Wherever the string "voltage" shows up in the data below, copy the whole line.

§ **THE DATA**
━━━━━━━━━━

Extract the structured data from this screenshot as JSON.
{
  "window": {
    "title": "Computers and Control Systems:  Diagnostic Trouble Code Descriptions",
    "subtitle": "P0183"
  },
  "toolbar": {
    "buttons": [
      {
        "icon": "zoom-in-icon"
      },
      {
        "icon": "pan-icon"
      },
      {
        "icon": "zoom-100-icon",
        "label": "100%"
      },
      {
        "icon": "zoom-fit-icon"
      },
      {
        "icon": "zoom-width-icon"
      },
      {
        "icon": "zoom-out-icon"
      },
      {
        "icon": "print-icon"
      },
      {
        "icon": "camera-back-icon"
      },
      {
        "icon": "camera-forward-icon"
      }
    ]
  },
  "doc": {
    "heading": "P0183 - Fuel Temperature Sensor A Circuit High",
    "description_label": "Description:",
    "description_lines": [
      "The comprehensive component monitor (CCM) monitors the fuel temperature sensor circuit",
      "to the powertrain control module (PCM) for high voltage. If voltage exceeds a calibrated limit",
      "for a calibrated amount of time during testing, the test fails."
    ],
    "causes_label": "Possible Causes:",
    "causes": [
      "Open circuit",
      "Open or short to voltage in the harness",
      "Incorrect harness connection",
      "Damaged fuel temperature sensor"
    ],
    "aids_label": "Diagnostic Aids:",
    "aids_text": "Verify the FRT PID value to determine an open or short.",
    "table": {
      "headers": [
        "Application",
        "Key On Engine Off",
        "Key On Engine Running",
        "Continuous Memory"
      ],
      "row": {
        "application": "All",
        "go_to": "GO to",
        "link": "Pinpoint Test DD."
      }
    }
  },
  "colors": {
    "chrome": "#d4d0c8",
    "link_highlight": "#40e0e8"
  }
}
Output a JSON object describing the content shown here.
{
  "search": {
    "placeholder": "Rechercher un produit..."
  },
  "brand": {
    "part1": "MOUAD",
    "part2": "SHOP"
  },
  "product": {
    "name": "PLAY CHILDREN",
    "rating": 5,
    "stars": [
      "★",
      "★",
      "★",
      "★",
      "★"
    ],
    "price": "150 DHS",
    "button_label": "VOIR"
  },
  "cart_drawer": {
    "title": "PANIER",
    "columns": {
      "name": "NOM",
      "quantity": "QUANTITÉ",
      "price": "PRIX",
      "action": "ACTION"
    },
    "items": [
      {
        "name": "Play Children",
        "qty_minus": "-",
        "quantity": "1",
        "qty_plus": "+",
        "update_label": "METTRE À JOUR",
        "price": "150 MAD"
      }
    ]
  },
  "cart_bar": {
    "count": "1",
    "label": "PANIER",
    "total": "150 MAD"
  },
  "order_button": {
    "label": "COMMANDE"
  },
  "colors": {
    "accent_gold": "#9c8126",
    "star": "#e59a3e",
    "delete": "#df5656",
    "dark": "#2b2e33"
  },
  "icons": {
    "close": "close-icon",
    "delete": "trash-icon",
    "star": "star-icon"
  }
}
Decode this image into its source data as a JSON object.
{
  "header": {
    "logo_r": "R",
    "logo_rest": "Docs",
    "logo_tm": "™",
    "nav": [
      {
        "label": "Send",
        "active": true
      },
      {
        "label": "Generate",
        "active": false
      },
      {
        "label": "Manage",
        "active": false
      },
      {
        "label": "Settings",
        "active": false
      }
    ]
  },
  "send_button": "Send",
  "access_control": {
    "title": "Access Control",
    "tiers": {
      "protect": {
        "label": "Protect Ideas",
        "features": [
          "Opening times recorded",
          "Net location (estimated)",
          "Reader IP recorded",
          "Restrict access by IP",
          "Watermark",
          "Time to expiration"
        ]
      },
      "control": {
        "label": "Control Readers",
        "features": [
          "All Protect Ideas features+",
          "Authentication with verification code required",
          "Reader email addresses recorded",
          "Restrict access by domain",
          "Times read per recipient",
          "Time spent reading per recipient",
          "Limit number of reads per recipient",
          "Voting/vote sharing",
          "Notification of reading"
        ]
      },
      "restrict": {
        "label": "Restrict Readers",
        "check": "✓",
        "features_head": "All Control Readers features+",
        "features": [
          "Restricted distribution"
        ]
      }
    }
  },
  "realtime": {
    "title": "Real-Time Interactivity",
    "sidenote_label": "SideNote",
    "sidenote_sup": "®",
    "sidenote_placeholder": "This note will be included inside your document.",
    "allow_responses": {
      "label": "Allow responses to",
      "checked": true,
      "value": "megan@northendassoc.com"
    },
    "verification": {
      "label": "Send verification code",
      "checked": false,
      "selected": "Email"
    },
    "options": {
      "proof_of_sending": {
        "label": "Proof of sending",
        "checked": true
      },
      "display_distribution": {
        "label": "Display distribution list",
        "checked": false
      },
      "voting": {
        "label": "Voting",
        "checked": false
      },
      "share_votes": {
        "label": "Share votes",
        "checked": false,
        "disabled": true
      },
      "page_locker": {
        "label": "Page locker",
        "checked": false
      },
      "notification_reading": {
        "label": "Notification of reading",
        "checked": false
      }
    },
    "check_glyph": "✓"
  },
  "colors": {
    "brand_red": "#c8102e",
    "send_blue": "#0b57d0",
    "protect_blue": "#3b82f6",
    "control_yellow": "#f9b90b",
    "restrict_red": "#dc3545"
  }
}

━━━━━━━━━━

§ **WRITTEN SOLUTION**
      "to the powertrain control module (PCM) for high voltage. If voltage exceeds a calibrated limit",
      "Open or short to voltage in the harness",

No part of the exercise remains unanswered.